Finn and Alec came in looking sheepish. Finn ran a hand through his hair, which was short on the sides and longer on top. “Sorry, Dad.”
“I told you to go out back.”
The boys exchanged glances. “Yeah,” Finn said. “We did, but . . . Well, sorry.”
“You have something to tell us?” I might not know teenagers, but I recognized the expressions of people who were desperate to share something but not sure they should.
They looked at each other. Finn nodded at Alec.
Alec scrunched up his face but turned to speak. “We wondered if Ms. Tessler was here to investigate something.”
“Call me Kate.” I wasn’t sure if I should be pleased or annoyed that they’d assumed I was here on business. Maybe it would make whatever was happening between Todd and me easier if the boys got to know me without wondering whether they were going to get a new stepmother.

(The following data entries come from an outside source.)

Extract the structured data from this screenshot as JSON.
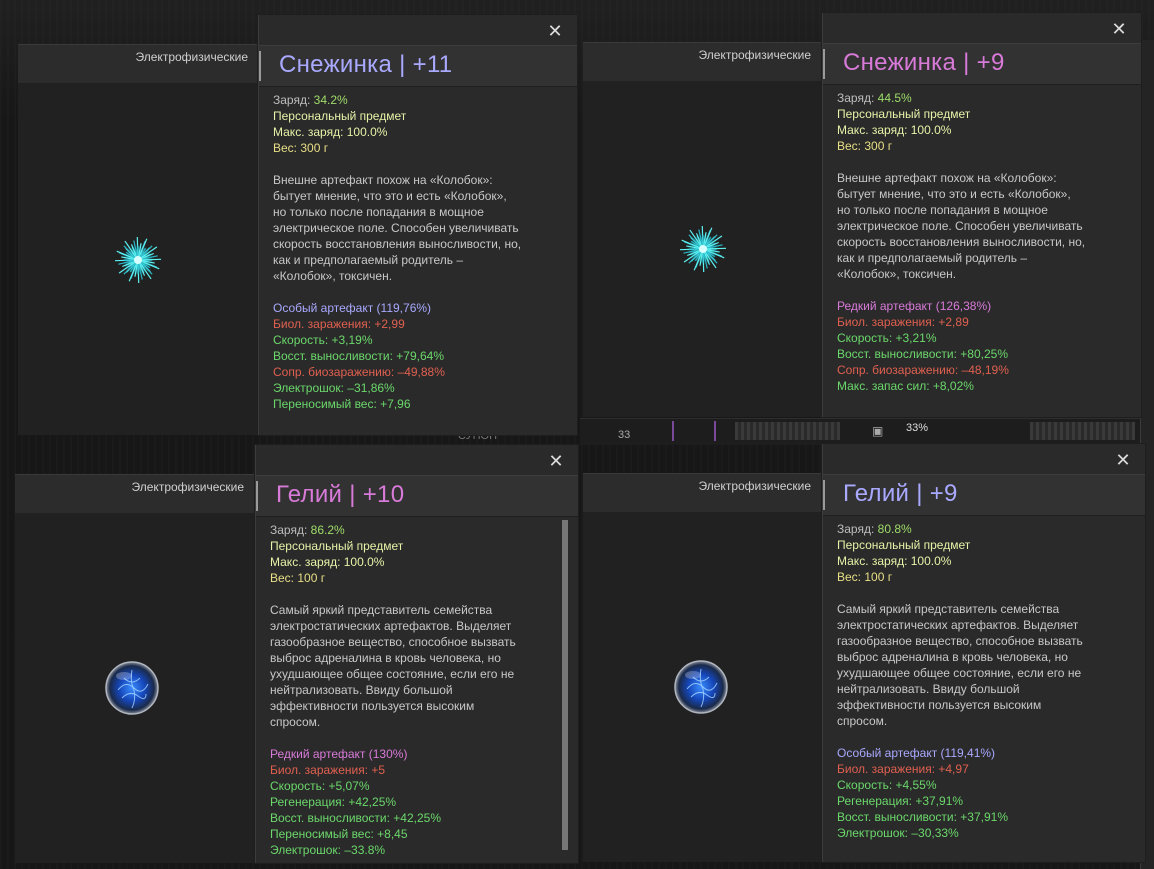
{
  "cards": [
    {
      "category": "Электрофизические",
      "title": "Снежинка | +11",
      "title_color": "#a9a9ff",
      "charge_label": "Заряд:",
      "charge_value": "34.2%",
      "personal": "Персональный предмет",
      "max_charge": "Макс. заряд: 100.0%",
      "weight": "Вес: 300 г",
      "description": [
        "Внешне артефакт похож на «Колобок»:",
        "бытует мнение, что это и есть «Колобок»,",
        "но только после попадания в мощное",
        "электрическое поле. Способен увеличивать",
        "скорость восстановления выносливости, но,",
        "как и предполагаемый родитель –",
        "«Колобок», токсичен."
      ],
      "rarity": "Особый артефакт (119,76%)",
      "rarity_color": "#a8a8ff",
      "stats": [
        {
          "text": "Биол. заражения: +2,99",
          "kind": "bad"
        },
        {
          "text": "Скорость: +3,19%",
          "kind": "good"
        },
        {
          "text": "Восст. выносливости: +79,64%",
          "kind": "good"
        },
        {
          "text": "Сопр. биозаражению: –49,88%",
          "kind": "bad"
        },
        {
          "text": "Электрошок: –31,86%",
          "kind": "good"
        },
        {
          "text": "Переносимый вес: +7,96",
          "kind": "good"
        }
      ],
      "artifact_icon": "snowflake-artifact-icon"
    },
    {
      "category": "Электрофизические",
      "title": "Снежинка | +9",
      "title_color": "#d87ad8",
      "charge_label": "Заряд:",
      "charge_value": "44.5%",
      "personal": "Персональный предмет",
      "max_charge": "Макс. заряд: 100.0%",
      "weight": "Вес: 300 г",
      "description": [
        "Внешне артефакт похож на «Колобок»:",
        "бытует мнение, что это и есть «Колобок»,",
        "но только после попадания в мощное",
        "электрическое поле. Способен увеличивать",
        "скорость восстановления выносливости, но,",
        "как и предполагаемый родитель –",
        "«Колобок», токсичен."
      ],
      "rarity": "Редкий артефакт (126,38%)",
      "rarity_color": "#d87ad8",
      "stats": [
        {
          "text": "Биол. заражения: +2,89",
          "kind": "bad"
        },
        {
          "text": "Скорость: +3,21%",
          "kind": "good"
        },
        {
          "text": "Восст. выносливости: +80,25%",
          "kind": "good"
        },
        {
          "text": "Сопр. биозаражению: –48,19%",
          "kind": "bad"
        },
        {
          "text": "Макс. запас сил: +8,02%",
          "kind": "good"
        }
      ],
      "artifact_icon": "snowflake-artifact-icon"
    },
    {
      "category": "Электрофизические",
      "title": "Гелий | +10",
      "title_color": "#d87ad8",
      "charge_label": "Заряд:",
      "charge_value": "86.2%",
      "personal": "Персональный предмет",
      "max_charge": "Макс. заряд: 100.0%",
      "weight": "Вес: 100 г",
      "description": [
        "Самый яркий представитель семейства",
        "электростатических артефактов. Выделяет",
        "газообразное вещество, способное вызвать",
        "выброс адреналина в кровь человека, но",
        "ухудшающее общее состояние, если его не",
        "нейтрализовать. Ввиду большой",
        "эффективности пользуется высоким",
        "спросом."
      ],
      "rarity": "Редкий артефакт (130%)",
      "rarity_color": "#d87ad8",
      "stats": [
        {
          "text": "Биол. заражения: +5",
          "kind": "bad"
        },
        {
          "text": "Скорость: +5,07%",
          "kind": "good"
        },
        {
          "text": "Регенерация: +42,25%",
          "kind": "good"
        },
        {
          "text": "Восст. выносливости: +42,25%",
          "kind": "good"
        },
        {
          "text": "Переносимый вес: +8,45",
          "kind": "good"
        },
        {
          "text": "Электрошок: –33.8%",
          "kind": "good"
        }
      ],
      "artifact_icon": "helium-artifact-icon"
    },
    {
      "category": "Электрофизические",
      "title": "Гелий | +9",
      "title_color": "#a9a9ff",
      "charge_label": "Заряд:",
      "charge_value": "80.8%",
      "personal": "Персональный предмет",
      "max_charge": "Макс. заряд: 100.0%",
      "weight": "Вес: 100 г",
      "description": [
        "Самый яркий представитель семейства",
        "электростатических артефактов. Выделяет",
        "газообразное вещество, способное вызвать",
        "выброс адреналина в кровь человека, но",
        "ухудшающее общее состояние, если его не",
        "нейтрализовать. Ввиду большой",
        "эффективности пользуется высоким",
        "спросом."
      ],
      "rarity": "Особый артефакт (119,41%)",
      "rarity_color": "#a8a8ff",
      "stats": [
        {
          "text": "Биол. заражения: +4,97",
          "kind": "bad"
        },
        {
          "text": "Скорость: +4,55%",
          "kind": "good"
        },
        {
          "text": "Регенерация: +37,91%",
          "kind": "good"
        },
        {
          "text": "Восст. выносливости: +37,91%",
          "kind": "good"
        },
        {
          "text": "Электрошок: –30,33%",
          "kind": "good"
        }
      ],
      "artifact_icon": "helium-artifact-icon"
    }
  ],
  "background": {
    "slot_count": "33",
    "slot_percent": "33%",
    "stub_text": "СУНОН"
  },
  "colors": {
    "good": "#6bd86b",
    "bad": "#e06050",
    "charge": "#9fdc6a",
    "personal": "#e6f3a8",
    "weight": "#e9df86"
  }
}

Alec looked at me. “We know you helped Dad with that guy from the council.”
“You shouldn’t worry about any of that,” Todd said. “You have enough on your plates with school and band and soccer.”
“Yeah, but . . .” Alec looked at his big brother again.
Finn nudged him. “Tell them.”
“It’s just I’ve been getting these emails.”
Todd went still again, this time with his head lifted and his gaze focused on Alec like a hunting dog on alert. “What kind of emails?”
Alec shrugged. “You know. Saying things about me.”
“What kind of things?” Todd’s voice sharpened, but clearly his annoyance wasn’t at his son.
Alec rolled his eyes. “Dad, come on. You know people say stuff and make jokes sometimes.”
“Because you transitioned?” I asked. Might as well get it out in the open that I knew about that.
He nodded. “Most of the kids at school are fine. They don’t care. A few give me a hard time. It’s no big deal. If they didn’t rag on me for that, they’d find another reason. They pick on everyone.”
“If you’re being bullied, we need to report it,” Todd said.
“Dad, hang on,” Finn said. “Let him finish.”
Todd drew in a deep breath and let it out slowly. He was ready to charge into battle for his kid, but he knew listening came first. Something tender blossomed in my chest. I had no maternal instincts, but I could still appreciate a good father.
“This last week has been different,” Alec said. “Now they’re saying things about you as well.”
Todd stared. “About me?”
End of Excerpt